I am glad that I sometimes get lucky as the journey continues …

Travis

January 13, 2014 at 12:09 am

The last part is a gem that you have shared previously: don’t show answer and have them pair-share-dialog and then re-send. As for your luck, Sometimes, Always, Never type questions are fertile ground for pre-prepared questions like the one you ‘stumbled upon’, which I doubt ;^).

We ‘could’ just tell our students, but if it does not take too much longer, then the stick-factor is worth it with self-discovery or at least a self-conclusion lesson.

jwilson828

January 13, 2014 at 11:41 am

Thanks for your comment, Travis. The don’t show answer-pair-share-re-send certainly doesn’t happen every day, but when it does, I am always struck by its effectiveness. Navigator makes it so easy to collect that data – twice!

Gloria Beswick

January 16, 2014 at 2:58 pm

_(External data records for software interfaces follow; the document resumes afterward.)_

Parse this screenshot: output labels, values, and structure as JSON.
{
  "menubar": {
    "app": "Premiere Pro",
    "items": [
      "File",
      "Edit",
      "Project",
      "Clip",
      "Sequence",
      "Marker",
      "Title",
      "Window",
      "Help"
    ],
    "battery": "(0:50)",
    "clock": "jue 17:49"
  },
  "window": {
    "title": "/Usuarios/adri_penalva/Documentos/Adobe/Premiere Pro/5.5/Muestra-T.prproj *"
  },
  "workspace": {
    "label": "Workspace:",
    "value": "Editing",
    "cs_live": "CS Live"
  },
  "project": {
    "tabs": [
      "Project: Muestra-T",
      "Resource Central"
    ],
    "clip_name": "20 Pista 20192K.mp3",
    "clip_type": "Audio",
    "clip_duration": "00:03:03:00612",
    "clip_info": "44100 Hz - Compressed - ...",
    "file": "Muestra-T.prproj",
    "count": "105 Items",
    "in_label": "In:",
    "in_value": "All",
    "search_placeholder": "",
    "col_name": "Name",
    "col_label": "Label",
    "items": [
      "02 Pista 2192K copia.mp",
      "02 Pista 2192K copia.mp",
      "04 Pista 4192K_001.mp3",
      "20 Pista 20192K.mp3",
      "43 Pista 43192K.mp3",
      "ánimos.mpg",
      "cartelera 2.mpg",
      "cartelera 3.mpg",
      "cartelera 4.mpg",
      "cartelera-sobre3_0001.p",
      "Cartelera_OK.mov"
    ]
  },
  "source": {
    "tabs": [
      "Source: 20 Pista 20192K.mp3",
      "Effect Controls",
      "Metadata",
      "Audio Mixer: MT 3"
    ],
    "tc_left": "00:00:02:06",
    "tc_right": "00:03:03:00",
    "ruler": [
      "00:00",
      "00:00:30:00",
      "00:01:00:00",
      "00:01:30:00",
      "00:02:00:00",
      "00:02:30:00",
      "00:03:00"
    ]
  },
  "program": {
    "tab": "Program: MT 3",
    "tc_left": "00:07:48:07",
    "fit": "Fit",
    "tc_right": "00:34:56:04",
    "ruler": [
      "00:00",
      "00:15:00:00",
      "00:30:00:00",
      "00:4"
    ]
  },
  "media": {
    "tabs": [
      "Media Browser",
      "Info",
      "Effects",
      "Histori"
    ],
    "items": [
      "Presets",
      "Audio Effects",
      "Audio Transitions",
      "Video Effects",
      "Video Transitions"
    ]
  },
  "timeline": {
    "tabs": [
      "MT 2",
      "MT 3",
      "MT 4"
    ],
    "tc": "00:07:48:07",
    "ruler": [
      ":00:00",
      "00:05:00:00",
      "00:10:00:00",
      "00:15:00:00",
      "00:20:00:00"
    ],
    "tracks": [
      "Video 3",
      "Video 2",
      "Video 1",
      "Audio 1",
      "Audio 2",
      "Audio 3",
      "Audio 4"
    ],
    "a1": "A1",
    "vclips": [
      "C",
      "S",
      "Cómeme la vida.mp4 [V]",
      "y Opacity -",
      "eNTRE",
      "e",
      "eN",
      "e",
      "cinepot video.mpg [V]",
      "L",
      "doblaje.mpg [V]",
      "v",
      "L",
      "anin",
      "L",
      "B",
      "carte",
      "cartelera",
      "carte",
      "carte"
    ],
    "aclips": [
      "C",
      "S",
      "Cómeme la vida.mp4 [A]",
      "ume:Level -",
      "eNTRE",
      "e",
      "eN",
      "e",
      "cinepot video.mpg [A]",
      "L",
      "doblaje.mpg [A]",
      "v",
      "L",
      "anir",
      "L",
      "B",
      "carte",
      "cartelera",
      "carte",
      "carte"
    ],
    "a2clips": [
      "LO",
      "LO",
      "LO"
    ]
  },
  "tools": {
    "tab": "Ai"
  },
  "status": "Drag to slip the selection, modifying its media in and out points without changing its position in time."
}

Hi Jennifer! I loved the thoughtfulness in this lesson and the fact that you have set it up so that the students are doing the noticing, thinking and figuring out the important relationships, rather than the teacher just telling them. You have such good ideas about how to facilitate learning and “seamlessly” incorporating the mathematical practices. But even though it seems to flow seamlessly, I know that is just an illusion and that there is a ton of work behind the scenes.

jwilson828

January 27, 2014 at 7:41 pm

Hi, Gloria! Thank you for your kind and thorough comments. It is a lot of work, but it is good work that I wouldn’t exchange for anything! I absolutely love purposefully incorporating the practices into my lessons, and I am always surprised by the additional ways that my students think to use the practices that I have not predicted.